● ASSIGNED TASK
Every line of the data below must be output exactly, with images left out.
++++ DATASET ++++
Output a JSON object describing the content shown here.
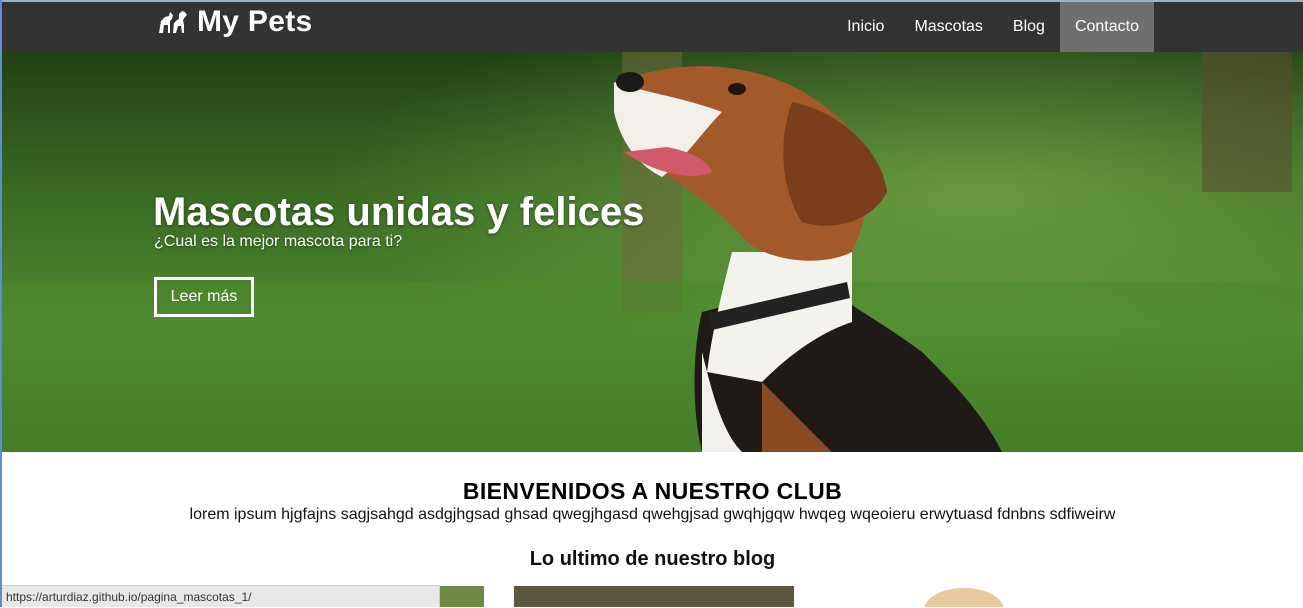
{
  "brand": {
    "name": "My Pets",
    "icon": "dog-cat-icon"
  },
  "nav": {
    "items": [
      {
        "label": "Inicio",
        "active": false
      },
      {
        "label": "Mascotas",
        "active": false
      },
      {
        "label": "Blog",
        "active": false
      },
      {
        "label": "Contacto",
        "active": true
      }
    ]
  },
  "hero": {
    "title": "Mascotas unidas y felices",
    "subtitle": "¿Cual es la mejor mascota para ti?",
    "button_label": "Leer más"
  },
  "welcome": {
    "title": "BIENVENIDOS A NUESTRO CLUB",
    "text": "lorem ipsum hjgfajns sagjsahgd asdgjhgsad ghsad qwegjhgasd qwehgjsad gwqhjgqw hwqeg wqeoieru erwytuasd fdnbns sdfiweirw"
  },
  "blog": {
    "title": "Lo ultimo de nuestro blog"
  },
  "status_bar": {
    "url": "https://arturdiaz.github.io/pagina_mascotas_1/"
  },
  "colors": {
    "navbar": "#333333",
    "nav_active": "#6f6f6f",
    "grass": "#4a8230"
  }
}
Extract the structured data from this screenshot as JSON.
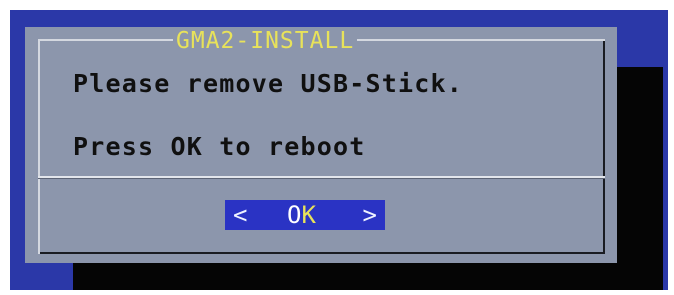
{
  "dialog": {
    "title": "GMA2-INSTALL",
    "message_line_1": "Please remove USB-Stick.",
    "message_line_2": "Press OK to reboot",
    "ok_button": {
      "left_bracket": "<",
      "label": "O",
      "hotkey_letter": "K",
      "right_bracket": ">"
    }
  },
  "colors": {
    "screen_background": "#2b38a8",
    "dialog_background": "#8c96ac",
    "title_text": "#e8e25a",
    "button_background": "#2a33c4",
    "shadow": "#050505"
  }
}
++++
● EXERCISE SOLUTION
Output a JSON object describing the content shown here.
{
  "brand": {
    "name": "My Pets",
    "icon": "dog-cat-icon"
  },
  "nav": {
    "items": [
      {
        "label": "Inicio",
        "active": false
      },
      {
        "label": "Mascotas",
        "active": false
      },
      {
        "label": "Blog",
        "active": false
      },
      {
        "label": "Contacto",
        "active": true
      }
    ]
  },
  "hero": {
    "title": "Mascotas unidas y felices",
    "subtitle": "¿Cual es la mejor mascota para ti?",
    "button_label": "Leer más"
  },
  "welcome": {
    "title": "BIENVENIDOS A NUESTRO CLUB",
    "text": "lorem ipsum hjgfajns sagjsahgd asdgjhgsad ghsad qwegjhgasd qwehgjsad gwqhjgqw hwqeg wqeoieru erwytuasd fdnbns sdfiweirw"
  },
  "blog": {
    "title": "Lo ultimo de nuestro blog"
  },
  "status_bar": {
    "url": "https://arturdiaz.github.io/pagina_mascotas_1/"
  },
  "colors": {
    "navbar": "#333333",
    "nav_active": "#6f6f6f",
    "grass": "#4a8230"
  }
}
Extract the structured data from this screenshot as JSON.
{
  "dialog": {
    "title": "GMA2-INSTALL",
    "message_line_1": "Please remove USB-Stick.",
    "message_line_2": "Press OK to reboot",
    "ok_button": {
      "left_bracket": "<",
      "label": "O",
      "hotkey_letter": "K",
      "right_bracket": ">"
    }
  },
  "colors": {
    "screen_background": "#2b38a8",
    "dialog_background": "#8c96ac",
    "title_text": "#e8e25a",
    "button_background": "#2a33c4",
    "shadow": "#050505"
  }
}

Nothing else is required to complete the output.